This is Roald Tweet on Rock Island.

To my knowledge, there is not a single statue of Charles Dickens in any of the fine parks of Minneapolis, Minnesota. There ought to be. Without Dickens, there may well have never been a Minneapolis.

It was the winter of 1850. The few hardy pioneer families who had arrived in September and October to settle around the Falls of St. Anthony were hard put to form a community. Coming from Europe, from Ohio, from new England and the South, they were hardly a homogenous group.

They had little time to worry about community at all, isolated as they were in the new Territory of Minnesota. There were no railroads or roads, no telegraph. Their only connection with the outside world was the Mississippi and a rare steamboat now and then. They missed the opera, churches, art galleries, and libraries back East. Here, they made do with scattered copies of Harper’s Monthly and the Home Journal.

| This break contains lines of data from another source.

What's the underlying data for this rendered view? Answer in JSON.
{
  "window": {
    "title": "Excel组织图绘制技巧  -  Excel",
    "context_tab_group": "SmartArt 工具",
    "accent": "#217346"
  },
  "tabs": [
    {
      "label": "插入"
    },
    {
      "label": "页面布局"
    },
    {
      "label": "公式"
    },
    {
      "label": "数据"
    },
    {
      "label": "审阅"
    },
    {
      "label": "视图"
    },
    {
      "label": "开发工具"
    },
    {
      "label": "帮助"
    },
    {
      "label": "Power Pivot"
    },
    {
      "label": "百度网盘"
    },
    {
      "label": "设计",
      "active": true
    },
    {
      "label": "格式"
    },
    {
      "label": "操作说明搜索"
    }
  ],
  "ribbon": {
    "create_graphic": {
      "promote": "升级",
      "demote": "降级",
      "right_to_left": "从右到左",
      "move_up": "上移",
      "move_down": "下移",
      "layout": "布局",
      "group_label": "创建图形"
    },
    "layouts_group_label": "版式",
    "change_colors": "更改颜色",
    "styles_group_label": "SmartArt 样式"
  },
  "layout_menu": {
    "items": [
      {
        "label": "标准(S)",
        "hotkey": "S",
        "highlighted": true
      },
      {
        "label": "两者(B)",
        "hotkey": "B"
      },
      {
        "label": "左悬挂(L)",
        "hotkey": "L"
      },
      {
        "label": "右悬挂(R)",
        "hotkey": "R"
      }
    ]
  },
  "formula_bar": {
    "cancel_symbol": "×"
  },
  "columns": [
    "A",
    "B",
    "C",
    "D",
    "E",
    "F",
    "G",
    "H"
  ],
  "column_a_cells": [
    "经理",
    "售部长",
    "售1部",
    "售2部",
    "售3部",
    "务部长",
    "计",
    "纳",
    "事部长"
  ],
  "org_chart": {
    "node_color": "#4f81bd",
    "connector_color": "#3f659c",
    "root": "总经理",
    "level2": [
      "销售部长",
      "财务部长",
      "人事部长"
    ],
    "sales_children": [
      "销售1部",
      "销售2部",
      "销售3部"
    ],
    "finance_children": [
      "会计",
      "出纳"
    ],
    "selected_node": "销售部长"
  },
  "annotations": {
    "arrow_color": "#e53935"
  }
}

They had arrived with little idea of the nature of Minnesota winters. Wind blew through their crude wooden houses and the Mississippi froze solid as the temperature dropped to 30 below zero. Their food supply consisted of a cask of Chicago salt pork, dried cod, white beans, flour, and corn meal. It was enough to convince even the hardy to turn around and head back to civilization.

Charles Dickens never knew that he had come to the rescue of these would-be Minnesotans. In November, on one of the last boats to reach the falls, there arrived a copy of Dickens’ new novel, David Copperfield. The news passed from homestead to homestead—“Dickens’ new novel has come!”

All that long Minnesota winter, David Copperfield passed from household to household. Through blizzards and drifts, through January and February, David Copperfield fell into the clutches of Mr. Murdstone, ran away, became friends with Steerforth, met Mr. Micawber and Mrs. Gummidge, is blind to Agnes’ love for him and married empty-headed Dora. By March, Dora had died, and David rediscovered Agnes, whose father was in the clutches of Uriah Heep. By the time the ice melted and the Mississippi opened, David and Agnes had married, Heep had been found out, and everyone lived happily ever after, including the families around St. Anthony’s Falls, who had come together through Charles Dickens, and were on their way to becoming Minneapolis.

Rock Island Lines is underwritten by the Illinois Humanities Council and Illinois Arts Council, a state agency, with additional funding from Humanities Iowa, the Iowa Arts Council, and Augustana College, Rock Island.

Beginning 1995, historian and folklorist Dr. Roald Tweet spun his stories of the Mississippi Valley to a devoted audience on WVIK. Dr. Tweet published three books as well as numerous literary articles and recorded segments of "Rock Island Lines." His inspiration was that "kidney-shaped limestone island plunked down in the middle of the Mississippi River," a logical site for a storyteller like Dr. Tweet.